The final stage of the mission is close-out. All good things must come to an end and once Lucy’s mission has come to an end it will be time to put the spacecraft into a long slumber. Even after the spacecraft is turned off, Lucy is on an orbit that will likely remain stable for more than 600,000 years. Thus Lucy will continue to orbit between the Earth and the Trojan asteroids far into the future. Maybe some day humans will spread out into the Solar System and collect the Lucy spacecraft as a relic of the early stages of human explorations out into our Solar System. If no humans interviene then in the far distance future the Lucy spacecraft will either be flung out of the Solar System or will crash into the Sun.

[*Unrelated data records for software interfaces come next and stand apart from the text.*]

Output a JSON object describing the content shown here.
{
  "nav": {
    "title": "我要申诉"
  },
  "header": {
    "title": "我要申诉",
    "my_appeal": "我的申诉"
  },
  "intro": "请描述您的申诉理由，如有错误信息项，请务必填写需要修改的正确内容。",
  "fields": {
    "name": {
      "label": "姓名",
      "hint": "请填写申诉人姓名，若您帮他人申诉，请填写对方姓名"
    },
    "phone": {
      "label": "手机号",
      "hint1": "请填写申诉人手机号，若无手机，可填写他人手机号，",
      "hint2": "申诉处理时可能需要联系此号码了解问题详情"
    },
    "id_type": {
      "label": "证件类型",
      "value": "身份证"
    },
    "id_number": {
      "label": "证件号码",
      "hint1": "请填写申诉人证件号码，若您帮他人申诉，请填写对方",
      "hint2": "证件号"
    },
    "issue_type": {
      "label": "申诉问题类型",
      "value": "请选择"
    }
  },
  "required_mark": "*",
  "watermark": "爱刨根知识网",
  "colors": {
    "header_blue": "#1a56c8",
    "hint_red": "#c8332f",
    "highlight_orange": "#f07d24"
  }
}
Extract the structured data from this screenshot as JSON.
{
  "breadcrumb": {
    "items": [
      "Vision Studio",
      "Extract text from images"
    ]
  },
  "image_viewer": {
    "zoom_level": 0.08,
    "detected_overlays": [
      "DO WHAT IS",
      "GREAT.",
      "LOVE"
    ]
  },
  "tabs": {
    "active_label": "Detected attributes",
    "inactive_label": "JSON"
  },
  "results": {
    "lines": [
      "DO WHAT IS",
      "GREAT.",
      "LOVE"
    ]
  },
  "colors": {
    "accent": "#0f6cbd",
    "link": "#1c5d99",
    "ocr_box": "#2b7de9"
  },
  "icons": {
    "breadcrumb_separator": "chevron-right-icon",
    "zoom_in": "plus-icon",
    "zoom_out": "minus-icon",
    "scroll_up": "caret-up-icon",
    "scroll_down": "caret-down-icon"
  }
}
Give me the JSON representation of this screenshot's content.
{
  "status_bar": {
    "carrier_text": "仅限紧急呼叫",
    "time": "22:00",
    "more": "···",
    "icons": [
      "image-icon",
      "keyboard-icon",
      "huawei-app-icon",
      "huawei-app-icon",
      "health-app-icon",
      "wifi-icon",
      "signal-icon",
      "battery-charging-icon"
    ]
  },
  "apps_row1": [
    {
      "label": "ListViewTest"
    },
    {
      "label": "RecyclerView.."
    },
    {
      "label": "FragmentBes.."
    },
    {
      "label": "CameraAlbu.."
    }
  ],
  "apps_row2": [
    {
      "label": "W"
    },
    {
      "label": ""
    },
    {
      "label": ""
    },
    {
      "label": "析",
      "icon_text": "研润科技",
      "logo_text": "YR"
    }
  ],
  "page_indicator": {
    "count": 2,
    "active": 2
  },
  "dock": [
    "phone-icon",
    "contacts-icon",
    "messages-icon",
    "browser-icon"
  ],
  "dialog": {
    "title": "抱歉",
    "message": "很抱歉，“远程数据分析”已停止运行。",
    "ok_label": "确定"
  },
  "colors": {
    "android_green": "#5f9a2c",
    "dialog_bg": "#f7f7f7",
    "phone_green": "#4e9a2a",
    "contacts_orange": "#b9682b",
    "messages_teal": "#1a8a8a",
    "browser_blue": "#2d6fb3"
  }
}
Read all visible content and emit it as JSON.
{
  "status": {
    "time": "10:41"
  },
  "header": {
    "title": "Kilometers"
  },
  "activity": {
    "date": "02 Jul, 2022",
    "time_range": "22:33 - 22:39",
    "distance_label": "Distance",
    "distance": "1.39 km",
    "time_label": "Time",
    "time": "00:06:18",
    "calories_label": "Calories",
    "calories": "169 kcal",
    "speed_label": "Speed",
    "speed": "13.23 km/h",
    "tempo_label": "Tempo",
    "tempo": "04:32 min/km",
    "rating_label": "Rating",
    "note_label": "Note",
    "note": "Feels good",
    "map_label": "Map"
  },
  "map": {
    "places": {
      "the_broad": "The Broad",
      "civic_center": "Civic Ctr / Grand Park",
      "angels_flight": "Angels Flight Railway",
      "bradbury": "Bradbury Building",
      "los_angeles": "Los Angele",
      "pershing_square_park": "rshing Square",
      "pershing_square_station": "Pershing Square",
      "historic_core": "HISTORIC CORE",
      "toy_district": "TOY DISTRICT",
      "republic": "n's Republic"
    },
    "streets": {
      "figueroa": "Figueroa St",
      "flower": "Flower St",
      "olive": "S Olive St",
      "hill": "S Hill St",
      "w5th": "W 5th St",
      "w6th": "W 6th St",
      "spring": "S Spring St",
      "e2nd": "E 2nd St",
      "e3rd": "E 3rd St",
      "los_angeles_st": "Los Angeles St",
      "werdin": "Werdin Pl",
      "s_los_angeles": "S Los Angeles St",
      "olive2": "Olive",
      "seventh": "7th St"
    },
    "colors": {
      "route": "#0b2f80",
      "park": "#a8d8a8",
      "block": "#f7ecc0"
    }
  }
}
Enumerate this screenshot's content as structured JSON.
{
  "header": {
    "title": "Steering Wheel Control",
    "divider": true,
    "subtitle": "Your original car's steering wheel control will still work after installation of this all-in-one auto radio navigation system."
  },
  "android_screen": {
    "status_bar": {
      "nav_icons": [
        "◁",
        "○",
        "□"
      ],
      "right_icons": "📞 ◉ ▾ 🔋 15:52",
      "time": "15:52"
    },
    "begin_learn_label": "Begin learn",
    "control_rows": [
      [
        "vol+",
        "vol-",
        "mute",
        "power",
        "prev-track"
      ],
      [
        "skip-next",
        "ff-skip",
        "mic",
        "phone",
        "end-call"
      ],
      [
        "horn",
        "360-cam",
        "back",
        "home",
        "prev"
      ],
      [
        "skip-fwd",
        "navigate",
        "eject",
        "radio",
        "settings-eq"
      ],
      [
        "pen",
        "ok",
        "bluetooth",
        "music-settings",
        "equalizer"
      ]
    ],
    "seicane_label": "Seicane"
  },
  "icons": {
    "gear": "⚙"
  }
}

During Phase F the team will make sure that all data is archived, that all lessons learned have been documented, and that the spacecraft is on a stable orbit that won’t allow it to hit any potentially habitable world (there is a less than 0.01% chance that Lucy will hit any planet at all). While this signals the end of the mission, scientists will continue to use the data collected by the Lucy mission to make discoveries for years to come.